> _TASK ITEM_
Exact copies of all the lines below are needed, without the pictures.

> _TASK INPUT_
========
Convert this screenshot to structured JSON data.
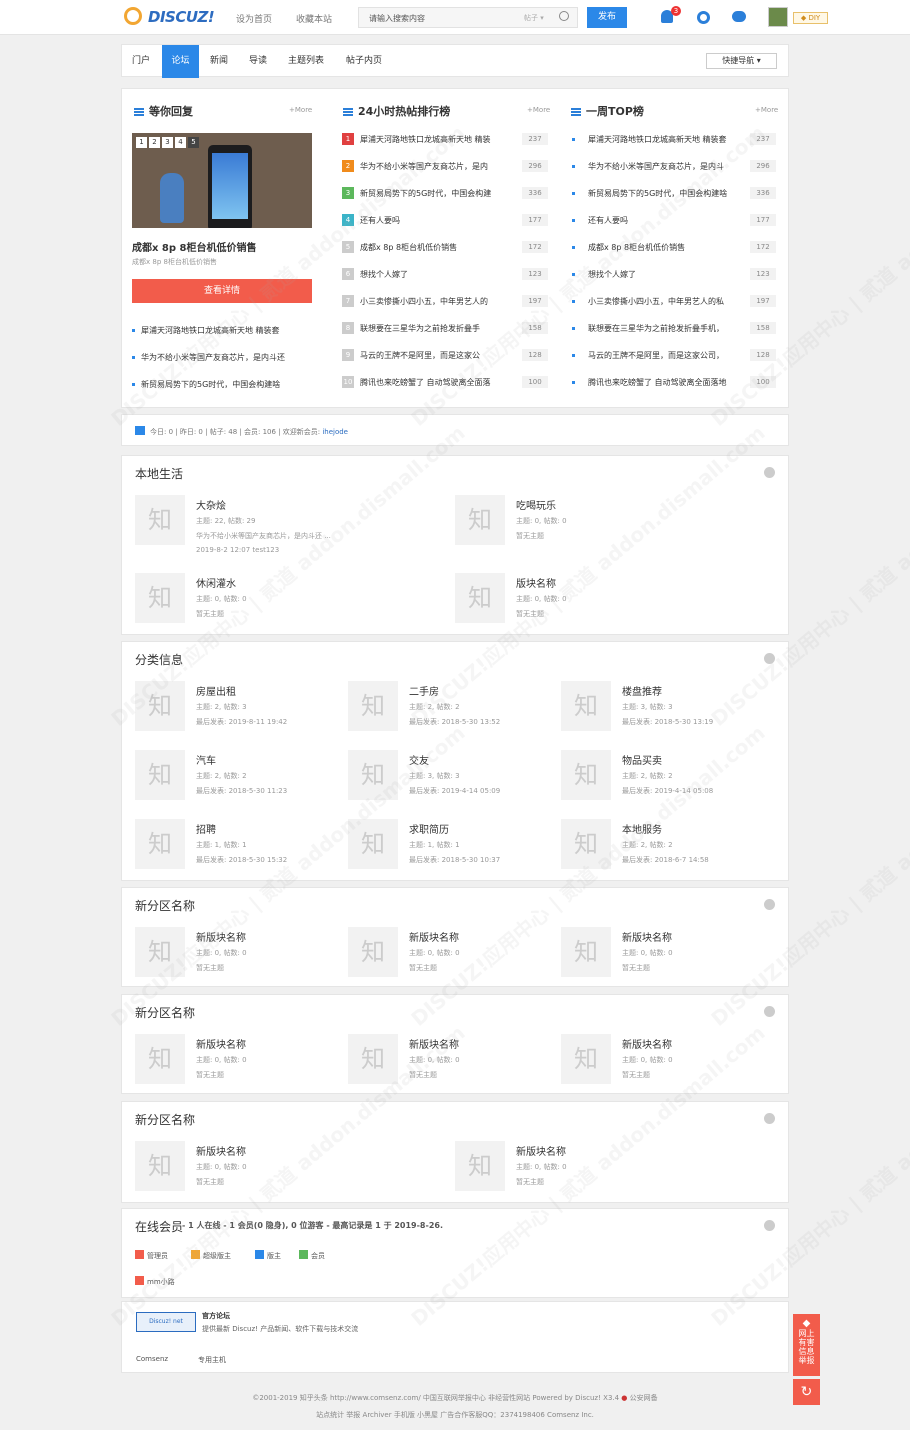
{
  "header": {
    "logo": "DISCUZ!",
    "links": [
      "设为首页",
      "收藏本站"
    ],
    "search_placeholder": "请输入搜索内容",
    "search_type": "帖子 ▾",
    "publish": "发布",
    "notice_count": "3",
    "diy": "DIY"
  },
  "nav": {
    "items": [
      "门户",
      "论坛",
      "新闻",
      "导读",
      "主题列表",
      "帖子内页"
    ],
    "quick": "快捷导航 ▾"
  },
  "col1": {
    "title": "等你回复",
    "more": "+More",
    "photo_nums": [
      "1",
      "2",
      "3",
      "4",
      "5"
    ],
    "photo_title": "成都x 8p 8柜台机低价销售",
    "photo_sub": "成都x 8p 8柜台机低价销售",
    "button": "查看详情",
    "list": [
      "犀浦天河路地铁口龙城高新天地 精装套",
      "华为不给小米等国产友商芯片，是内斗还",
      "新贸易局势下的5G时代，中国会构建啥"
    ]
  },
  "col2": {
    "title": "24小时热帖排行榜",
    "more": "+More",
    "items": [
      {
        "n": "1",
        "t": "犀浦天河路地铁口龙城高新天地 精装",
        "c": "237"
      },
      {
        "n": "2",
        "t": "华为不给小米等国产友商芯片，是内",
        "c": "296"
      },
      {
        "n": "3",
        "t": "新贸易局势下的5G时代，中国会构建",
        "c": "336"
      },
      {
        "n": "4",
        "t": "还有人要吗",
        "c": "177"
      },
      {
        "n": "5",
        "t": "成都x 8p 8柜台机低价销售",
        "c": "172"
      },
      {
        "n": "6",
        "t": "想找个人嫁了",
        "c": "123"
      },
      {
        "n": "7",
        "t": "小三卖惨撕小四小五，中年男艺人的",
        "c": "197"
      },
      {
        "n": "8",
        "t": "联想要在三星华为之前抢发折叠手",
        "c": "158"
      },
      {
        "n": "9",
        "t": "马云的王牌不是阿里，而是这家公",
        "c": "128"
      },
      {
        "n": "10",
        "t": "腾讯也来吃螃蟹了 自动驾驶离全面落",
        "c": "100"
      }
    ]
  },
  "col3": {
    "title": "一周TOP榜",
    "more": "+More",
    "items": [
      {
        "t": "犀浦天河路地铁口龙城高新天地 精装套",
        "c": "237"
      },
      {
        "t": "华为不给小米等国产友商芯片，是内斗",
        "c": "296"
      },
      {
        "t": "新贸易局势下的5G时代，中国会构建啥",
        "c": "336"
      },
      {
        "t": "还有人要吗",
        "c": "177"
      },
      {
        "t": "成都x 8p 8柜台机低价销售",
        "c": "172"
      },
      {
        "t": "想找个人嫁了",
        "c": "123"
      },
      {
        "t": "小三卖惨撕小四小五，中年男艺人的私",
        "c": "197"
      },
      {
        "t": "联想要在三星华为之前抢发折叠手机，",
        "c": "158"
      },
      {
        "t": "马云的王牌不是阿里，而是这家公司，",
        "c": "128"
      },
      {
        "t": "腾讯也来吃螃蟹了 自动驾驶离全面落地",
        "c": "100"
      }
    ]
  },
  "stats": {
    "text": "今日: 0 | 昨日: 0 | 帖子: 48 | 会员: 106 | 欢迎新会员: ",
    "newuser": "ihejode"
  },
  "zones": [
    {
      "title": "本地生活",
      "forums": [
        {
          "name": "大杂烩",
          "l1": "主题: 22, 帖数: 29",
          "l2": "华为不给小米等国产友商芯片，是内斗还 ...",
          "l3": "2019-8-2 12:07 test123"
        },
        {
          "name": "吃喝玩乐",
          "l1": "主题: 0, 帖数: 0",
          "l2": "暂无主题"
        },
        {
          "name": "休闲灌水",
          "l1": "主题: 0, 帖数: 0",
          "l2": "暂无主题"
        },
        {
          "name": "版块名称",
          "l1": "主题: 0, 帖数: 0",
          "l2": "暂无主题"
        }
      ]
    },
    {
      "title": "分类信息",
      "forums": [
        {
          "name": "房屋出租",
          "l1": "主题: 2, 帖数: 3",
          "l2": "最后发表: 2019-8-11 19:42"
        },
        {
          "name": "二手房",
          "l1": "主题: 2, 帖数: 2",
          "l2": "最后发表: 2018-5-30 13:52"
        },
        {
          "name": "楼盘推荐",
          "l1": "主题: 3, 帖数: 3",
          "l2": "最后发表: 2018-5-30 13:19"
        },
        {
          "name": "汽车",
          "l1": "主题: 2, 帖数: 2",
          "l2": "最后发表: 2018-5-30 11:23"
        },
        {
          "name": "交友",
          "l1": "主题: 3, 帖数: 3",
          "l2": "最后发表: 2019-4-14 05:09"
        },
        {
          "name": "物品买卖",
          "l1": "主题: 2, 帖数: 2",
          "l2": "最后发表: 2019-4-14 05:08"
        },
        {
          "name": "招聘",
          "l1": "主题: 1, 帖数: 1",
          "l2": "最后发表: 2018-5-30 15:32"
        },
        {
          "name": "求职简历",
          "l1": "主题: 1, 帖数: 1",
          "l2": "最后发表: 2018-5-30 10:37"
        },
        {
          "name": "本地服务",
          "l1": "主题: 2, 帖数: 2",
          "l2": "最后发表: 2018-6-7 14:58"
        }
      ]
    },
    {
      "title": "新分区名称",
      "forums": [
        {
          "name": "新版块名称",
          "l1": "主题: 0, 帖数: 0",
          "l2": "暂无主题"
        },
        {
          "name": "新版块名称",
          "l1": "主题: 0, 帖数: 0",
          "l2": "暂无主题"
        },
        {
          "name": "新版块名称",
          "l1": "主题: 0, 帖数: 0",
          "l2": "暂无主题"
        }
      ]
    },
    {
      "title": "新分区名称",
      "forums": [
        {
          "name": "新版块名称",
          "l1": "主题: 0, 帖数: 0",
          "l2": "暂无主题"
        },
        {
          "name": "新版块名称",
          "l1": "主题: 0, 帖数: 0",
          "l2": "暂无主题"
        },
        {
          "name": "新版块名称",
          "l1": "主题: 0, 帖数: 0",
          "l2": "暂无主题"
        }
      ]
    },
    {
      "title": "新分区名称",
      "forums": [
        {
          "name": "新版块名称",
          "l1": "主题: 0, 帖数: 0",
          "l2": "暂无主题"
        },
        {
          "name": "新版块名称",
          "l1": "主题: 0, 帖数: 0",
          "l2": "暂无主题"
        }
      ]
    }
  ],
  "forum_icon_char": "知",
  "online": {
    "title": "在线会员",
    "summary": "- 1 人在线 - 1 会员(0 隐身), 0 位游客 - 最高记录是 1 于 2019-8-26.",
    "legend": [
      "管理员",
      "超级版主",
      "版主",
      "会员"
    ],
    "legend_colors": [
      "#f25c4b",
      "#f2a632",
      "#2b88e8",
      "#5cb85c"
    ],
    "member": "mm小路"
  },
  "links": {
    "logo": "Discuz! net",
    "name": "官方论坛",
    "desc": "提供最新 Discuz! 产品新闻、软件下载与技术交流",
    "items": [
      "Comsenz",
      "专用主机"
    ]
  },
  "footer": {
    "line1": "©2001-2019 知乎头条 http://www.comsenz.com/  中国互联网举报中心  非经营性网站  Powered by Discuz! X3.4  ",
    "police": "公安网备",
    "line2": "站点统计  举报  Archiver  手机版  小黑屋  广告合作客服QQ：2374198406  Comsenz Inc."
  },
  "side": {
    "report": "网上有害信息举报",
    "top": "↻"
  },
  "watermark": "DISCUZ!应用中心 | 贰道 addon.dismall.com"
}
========
> _RESULT BELOW_
Convert this screenshot to structured JSON data.
{
  "header": {
    "logo": "DISCUZ!",
    "links": [
      "设为首页",
      "收藏本站"
    ],
    "search_placeholder": "请输入搜索内容",
    "search_type": "帖子 ▾",
    "publish": "发布",
    "notice_count": "3",
    "diy": "DIY"
  },
  "nav": {
    "items": [
      "门户",
      "论坛",
      "新闻",
      "导读",
      "主题列表",
      "帖子内页"
    ],
    "quick": "快捷导航 ▾"
  },
  "col1": {
    "title": "等你回复",
    "more": "+More",
    "photo_nums": [
      "1",
      "2",
      "3",
      "4",
      "5"
    ],
    "photo_title": "成都x 8p 8柜台机低价销售",
    "photo_sub": "成都x 8p 8柜台机低价销售",
    "button": "查看详情",
    "list": [
      "犀浦天河路地铁口龙城高新天地 精装套",
      "华为不给小米等国产友商芯片，是内斗还",
      "新贸易局势下的5G时代，中国会构建啥"
    ]
  },
  "col2": {
    "title": "24小时热帖排行榜",
    "more": "+More",
    "items": [
      {
        "n": "1",
        "t": "犀浦天河路地铁口龙城高新天地 精装",
        "c": "237"
      },
      {
        "n": "2",
        "t": "华为不给小米等国产友商芯片，是内",
        "c": "296"
      },
      {
        "n": "3",
        "t": "新贸易局势下的5G时代，中国会构建",
        "c": "336"
      },
      {
        "n": "4",
        "t": "还有人要吗",
        "c": "177"
      },
      {
        "n": "5",
        "t": "成都x 8p 8柜台机低价销售",
        "c": "172"
      },
      {
        "n": "6",
        "t": "想找个人嫁了",
        "c": "123"
      },
      {
        "n": "7",
        "t": "小三卖惨撕小四小五，中年男艺人的",
        "c": "197"
      },
      {
        "n": "8",
        "t": "联想要在三星华为之前抢发折叠手",
        "c": "158"
      },
      {
        "n": "9",
        "t": "马云的王牌不是阿里，而是这家公",
        "c": "128"
      },
      {
        "n": "10",
        "t": "腾讯也来吃螃蟹了 自动驾驶离全面落",
        "c": "100"
      }
    ]
  },
  "col3": {
    "title": "一周TOP榜",
    "more": "+More",
    "items": [
      {
        "t": "犀浦天河路地铁口龙城高新天地 精装套",
        "c": "237"
      },
      {
        "t": "华为不给小米等国产友商芯片，是内斗",
        "c": "296"
      },
      {
        "t": "新贸易局势下的5G时代，中国会构建啥",
        "c": "336"
      },
      {
        "t": "还有人要吗",
        "c": "177"
      },
      {
        "t": "成都x 8p 8柜台机低价销售",
        "c": "172"
      },
      {
        "t": "想找个人嫁了",
        "c": "123"
      },
      {
        "t": "小三卖惨撕小四小五，中年男艺人的私",
        "c": "197"
      },
      {
        "t": "联想要在三星华为之前抢发折叠手机，",
        "c": "158"
      },
      {
        "t": "马云的王牌不是阿里，而是这家公司，",
        "c": "128"
      },
      {
        "t": "腾讯也来吃螃蟹了 自动驾驶离全面落地",
        "c": "100"
      }
    ]
  },
  "stats": {
    "text": "今日: 0 | 昨日: 0 | 帖子: 48 | 会员: 106 | 欢迎新会员: ",
    "newuser": "ihejode"
  },
  "zones": [
    {
      "title": "本地生活",
      "forums": [
        {
          "name": "大杂烩",
          "l1": "主题: 22, 帖数: 29",
          "l2": "华为不给小米等国产友商芯片，是内斗还 ...",
          "l3": "2019-8-2 12:07 test123"
        },
        {
          "name": "吃喝玩乐",
          "l1": "主题: 0, 帖数: 0",
          "l2": "暂无主题"
        },
        {
          "name": "休闲灌水",
          "l1": "主题: 0, 帖数: 0",
          "l2": "暂无主题"
        },
        {
          "name": "版块名称",
          "l1": "主题: 0, 帖数: 0",
          "l2": "暂无主题"
        }
      ]
    },
    {
      "title": "分类信息",
      "forums": [
        {
          "name": "房屋出租",
          "l1": "主题: 2, 帖数: 3",
          "l2": "最后发表: 2019-8-11 19:42"
        },
        {
          "name": "二手房",
          "l1": "主题: 2, 帖数: 2",
          "l2": "最后发表: 2018-5-30 13:52"
        },
        {
          "name": "楼盘推荐",
          "l1": "主题: 3, 帖数: 3",
          "l2": "最后发表: 2018-5-30 13:19"
        },
        {
          "name": "汽车",
          "l1": "主题: 2, 帖数: 2",
          "l2": "最后发表: 2018-5-30 11:23"
        },
        {
          "name": "交友",
          "l1": "主题: 3, 帖数: 3",
          "l2": "最后发表: 2019-4-14 05:09"
        },
        {
          "name": "物品买卖",
          "l1": "主题: 2, 帖数: 2",
          "l2": "最后发表: 2019-4-14 05:08"
        },
        {
          "name": "招聘",
          "l1": "主题: 1, 帖数: 1",
          "l2": "最后发表: 2018-5-30 15:32"
        },
        {
          "name": "求职简历",
          "l1": "主题: 1, 帖数: 1",
          "l2": "最后发表: 2018-5-30 10:37"
        },
        {
          "name": "本地服务",
          "l1": "主题: 2, 帖数: 2",
          "l2": "最后发表: 2018-6-7 14:58"
        }
      ]
    },
    {
      "title": "新分区名称",
      "forums": [
        {
          "name": "新版块名称",
          "l1": "主题: 0, 帖数: 0",
          "l2": "暂无主题"
        },
        {
          "name": "新版块名称",
          "l1": "主题: 0, 帖数: 0",
          "l2": "暂无主题"
        },
        {
          "name": "新版块名称",
          "l1": "主题: 0, 帖数: 0",
          "l2": "暂无主题"
        }
      ]
    },
    {
      "title": "新分区名称",
      "forums": [
        {
          "name": "新版块名称",
          "l1": "主题: 0, 帖数: 0",
          "l2": "暂无主题"
        },
        {
          "name": "新版块名称",
          "l1": "主题: 0, 帖数: 0",
          "l2": "暂无主题"
        },
        {
          "name": "新版块名称",
          "l1": "主题: 0, 帖数: 0",
          "l2": "暂无主题"
        }
      ]
    },
    {
      "title": "新分区名称",
      "forums": [
        {
          "name": "新版块名称",
          "l1": "主题: 0, 帖数: 0",
          "l2": "暂无主题"
        },
        {
          "name": "新版块名称",
          "l1": "主题: 0, 帖数: 0",
          "l2": "暂无主题"
        }
      ]
    }
  ],
  "forum_icon_char": "知",
  "online": {
    "title": "在线会员",
    "summary": "- 1 人在线 - 1 会员(0 隐身), 0 位游客 - 最高记录是 1 于 2019-8-26.",
    "legend": [
      "管理员",
      "超级版主",
      "版主",
      "会员"
    ],
    "legend_colors": [
      "#f25c4b",
      "#f2a632",
      "#2b88e8",
      "#5cb85c"
    ],
    "member": "mm小路"
  },
  "links": {
    "logo": "Discuz! net",
    "name": "官方论坛",
    "desc": "提供最新 Discuz! 产品新闻、软件下载与技术交流",
    "items": [
      "Comsenz",
      "专用主机"
    ]
  },
  "footer": {
    "line1": "©2001-2019 知乎头条 http://www.comsenz.com/  中国互联网举报中心  非经营性网站  Powered by Discuz! X3.4  ",
    "police": "公安网备",
    "line2": "站点统计  举报  Archiver  手机版  小黑屋  广告合作客服QQ：2374198406  Comsenz Inc."
  },
  "side": {
    "report": "网上有害信息举报",
    "top": "↻"
  },
  "watermark": "DISCUZ!应用中心 | 贰道 addon.dismall.com"
}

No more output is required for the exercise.